CAROL STREAM – Will Amarantos, owner of Will’s Hot Dog Palace in Carol Stream, has no problem serving up a side of encouragement, at no extra charge, for anyone who requests it.
Amarantos, 24, who has worked in the hot dog business since age 13, doesn’t take anything for granted and always willing to share his story.
“I’m an open book,” he said. “I dibble-dabbled in most everything, including alcohol and drugs.”
His past life included addiction and began when he started drinking at age 11.
But he doesn’t blame his struggles on his family.
Amarantos said he had an extremely happy childhood. His problems began when he got involved with the wrong people.
However, he has been sober for the past 2 1/2 years, taking his recovery one day at a time and building a successful business. He opened the store last December as a gift to himself after two years of sobriety.
“We are very proud of all his accomplishments,” said Penny Amarantos, Will’s mother. “There aren’t many 24-year-olds who can cross over the hurdle he has and open a store. He’s been through a lot and it is remarkable.”
Now Penny and Will’s father, Greg, often can be found helping at the store.
Will said his is a unique atmosphere for a hot dog stand, featuring friendly service and offering the best and freshest products. In addition to hot dogs, the menu also features hamburgers, beef, hand-cut fries and more.
“I prepare in small quantities several times a day,” he said.
Although Will previously attended college, he admits to being “just plain miserable.” He especially was concerned that his efforts were futile because he thought his arrest record would prevent him from landing a job in his preferred fields of teaching, counseling and recreation.
But he never gave up on the idea of working in the food industry. He contacted Vienna Beef and opened his own hot dog business, regardless of warnings from his late grandfather, Tom Amarantos, who opened a Chicago hot dog stand in the 1970s. Tom didn’t want his grandson to work in an industry where success required long hours and sacrifices.
“In my family, you are either a doctor or own a restaurant,” Will said. “It’s in my blood to be in this business.”
And now, photos of his late grandfathers are displayed at his store at 383 N. Gary Ave.
“I like to think they are looking over me and incredibly proud,” he said.

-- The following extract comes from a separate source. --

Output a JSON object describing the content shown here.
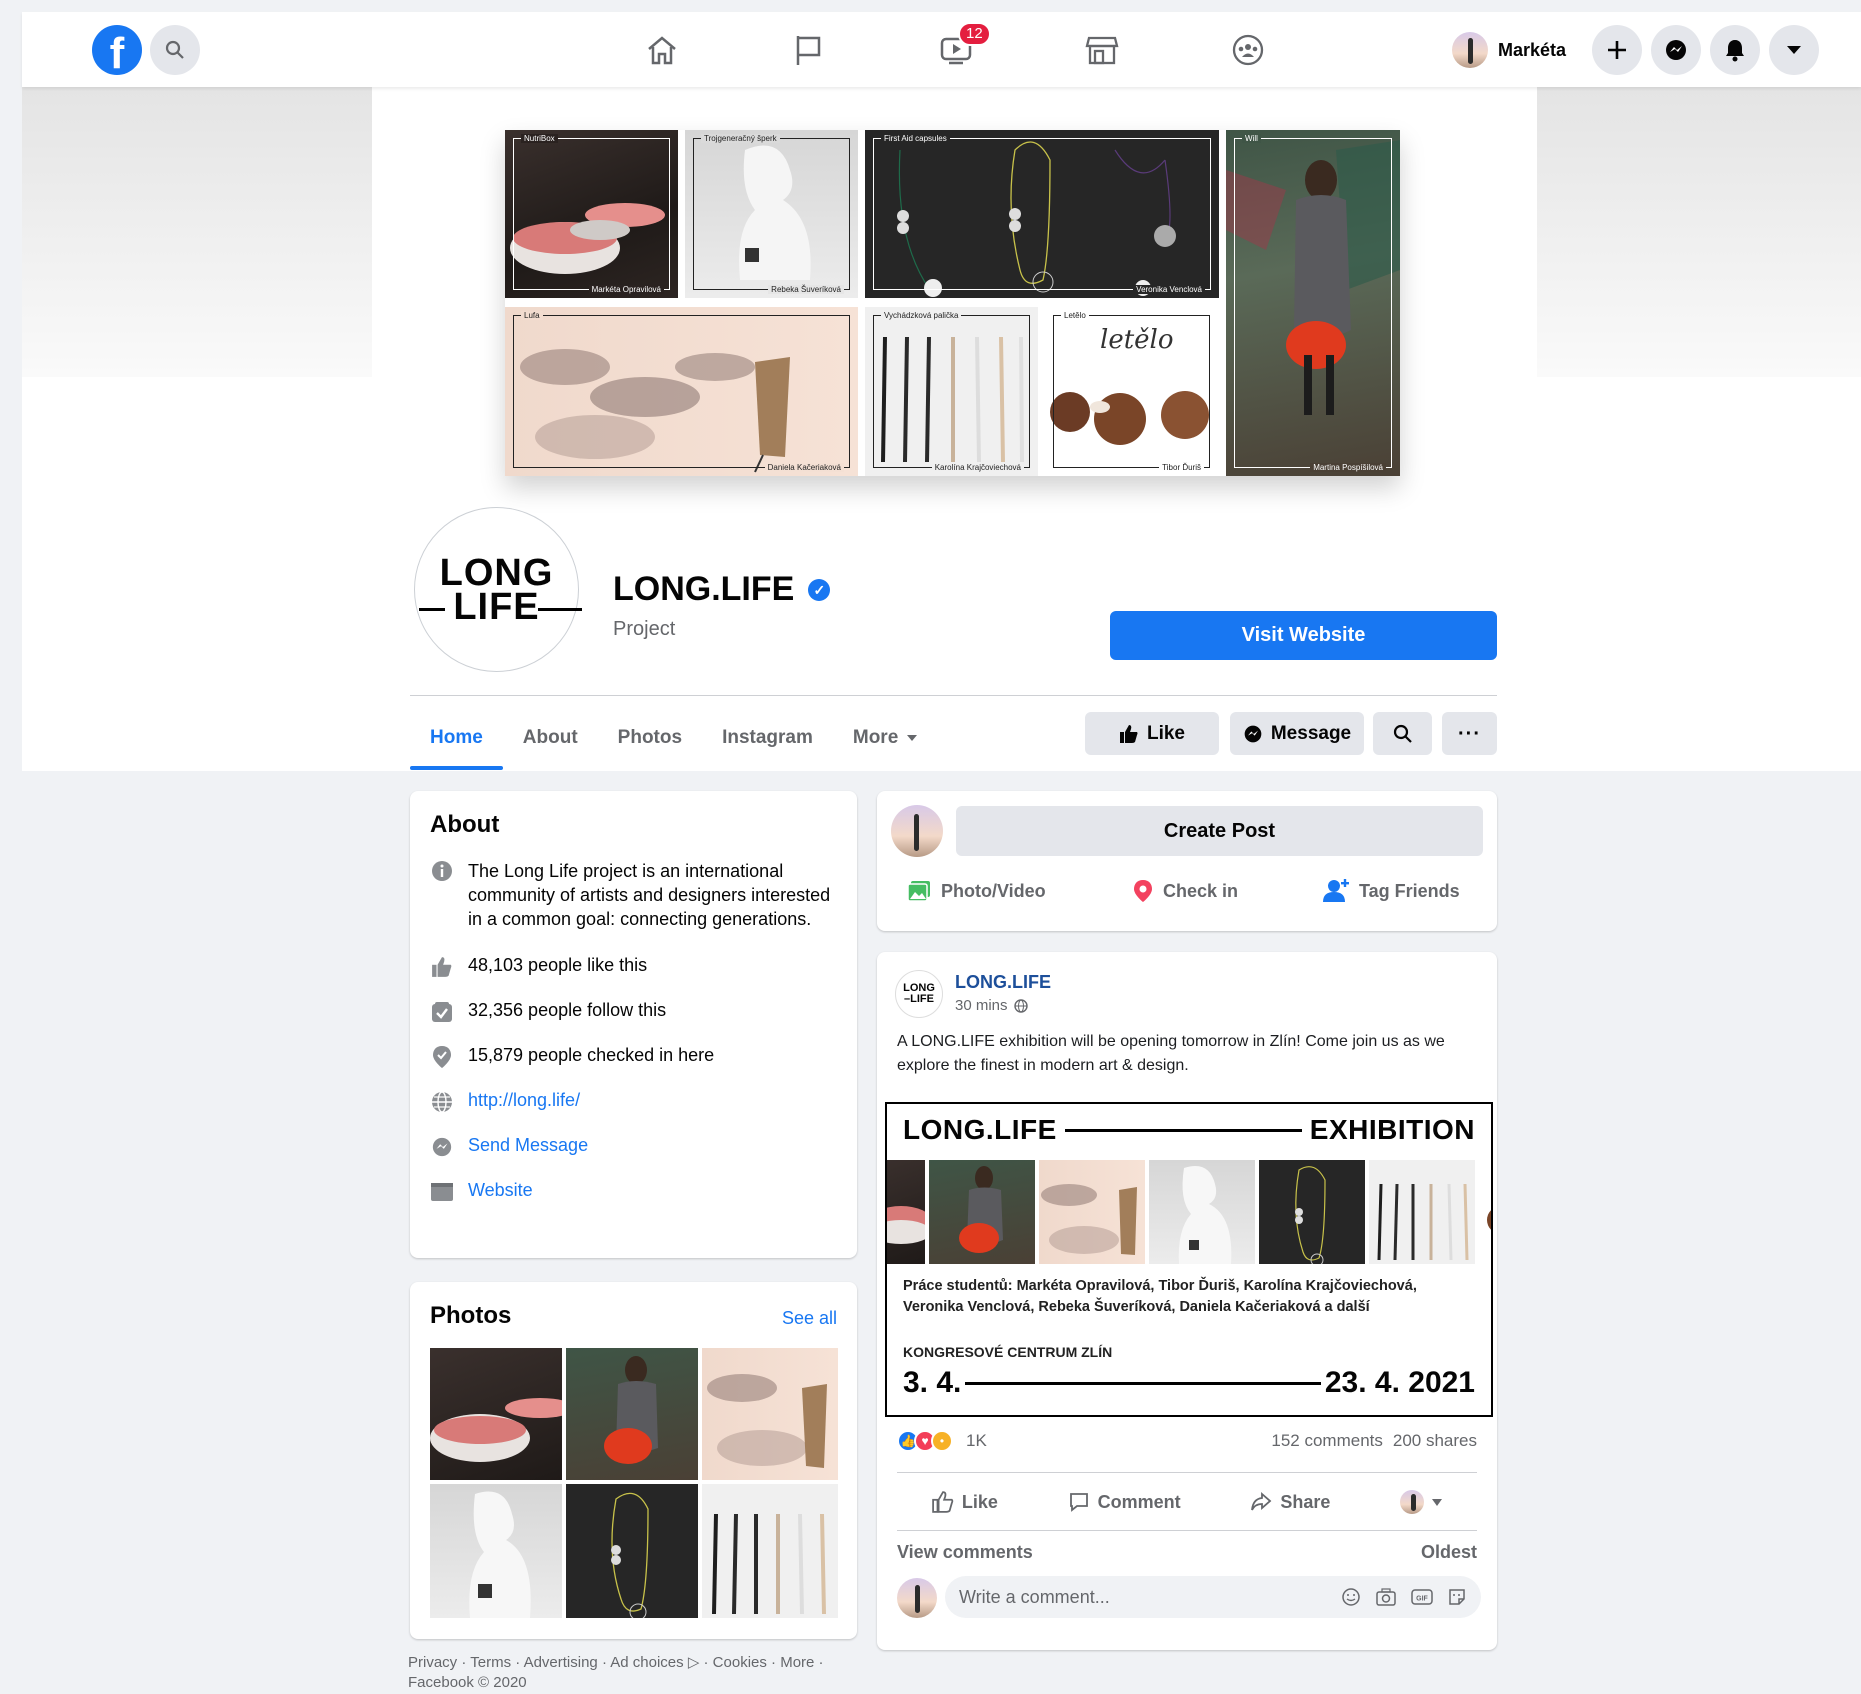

In addition to acknowledging his tight-knit Greek Orthodox family for his success and for giving him the strength to keep on the right path, he recognizes his faith, despite being a nonbeliever in his younger years.

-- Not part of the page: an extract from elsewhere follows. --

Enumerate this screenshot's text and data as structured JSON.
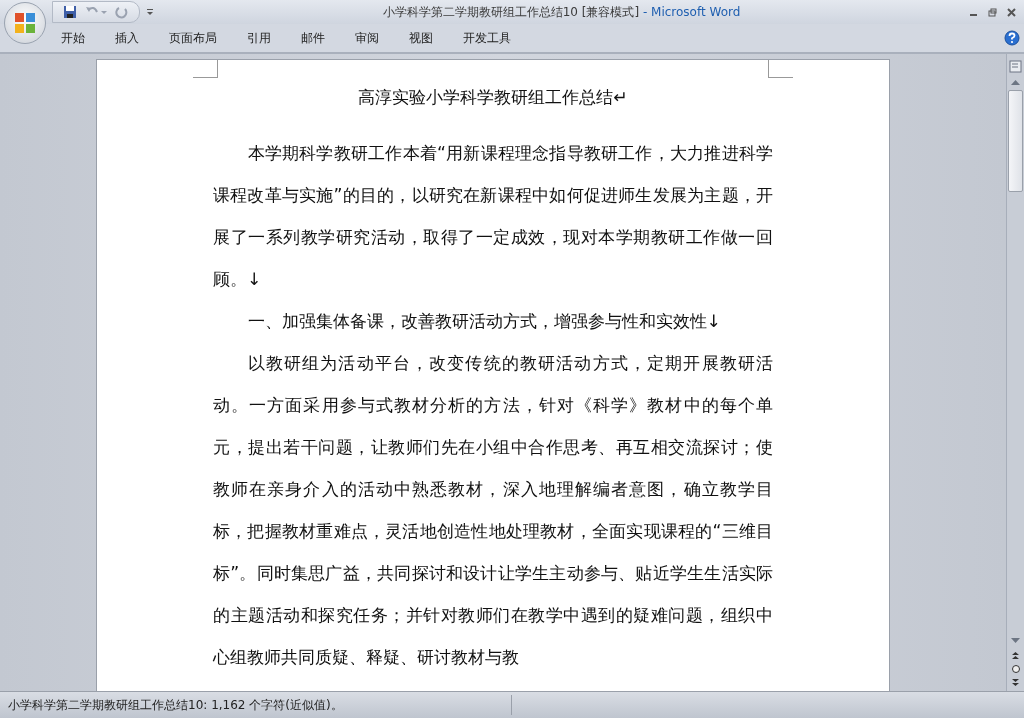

Will especially made a point of crediting God for the surprise outcome of a court appearance for trouble he got into before his recovery.

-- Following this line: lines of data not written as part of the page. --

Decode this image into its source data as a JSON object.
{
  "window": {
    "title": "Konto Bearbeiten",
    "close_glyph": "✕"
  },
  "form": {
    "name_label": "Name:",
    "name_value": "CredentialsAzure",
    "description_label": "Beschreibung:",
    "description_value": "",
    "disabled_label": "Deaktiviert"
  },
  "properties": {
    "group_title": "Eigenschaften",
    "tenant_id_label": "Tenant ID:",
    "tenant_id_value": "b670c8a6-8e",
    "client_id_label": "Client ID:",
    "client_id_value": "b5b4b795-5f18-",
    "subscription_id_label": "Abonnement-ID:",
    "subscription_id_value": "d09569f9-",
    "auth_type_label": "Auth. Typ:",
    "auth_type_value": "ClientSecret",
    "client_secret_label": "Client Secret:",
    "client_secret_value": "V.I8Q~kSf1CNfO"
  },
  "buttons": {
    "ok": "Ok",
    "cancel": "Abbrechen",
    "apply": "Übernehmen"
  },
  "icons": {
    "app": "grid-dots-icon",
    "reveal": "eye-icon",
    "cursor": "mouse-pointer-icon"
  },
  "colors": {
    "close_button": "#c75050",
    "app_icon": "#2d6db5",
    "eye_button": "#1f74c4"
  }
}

Not knowing where he would get the strength to handle the situation, Will consulted his spiritual adviser.
His friend’s advice? “Let God walk through first into the courtroom.”
When his court date arrived, Will opened the courtroom doors and said outloud “You can walk in first.”
And to Will’s amazement, the judge told him all the evidence was lost and all charges were dropped. All he had to do was serve probation.
Will closes his store at 7 p.m. each day so he can attend spiritually based recovery group meetings. The store also is closed Sundays for worship and family time.
Grateful for his second chance, Will only hires sober convicted felons.
“I was given this gift to be sober and a second chance, so who am I not to give this to others?” he said. “I am very grateful.”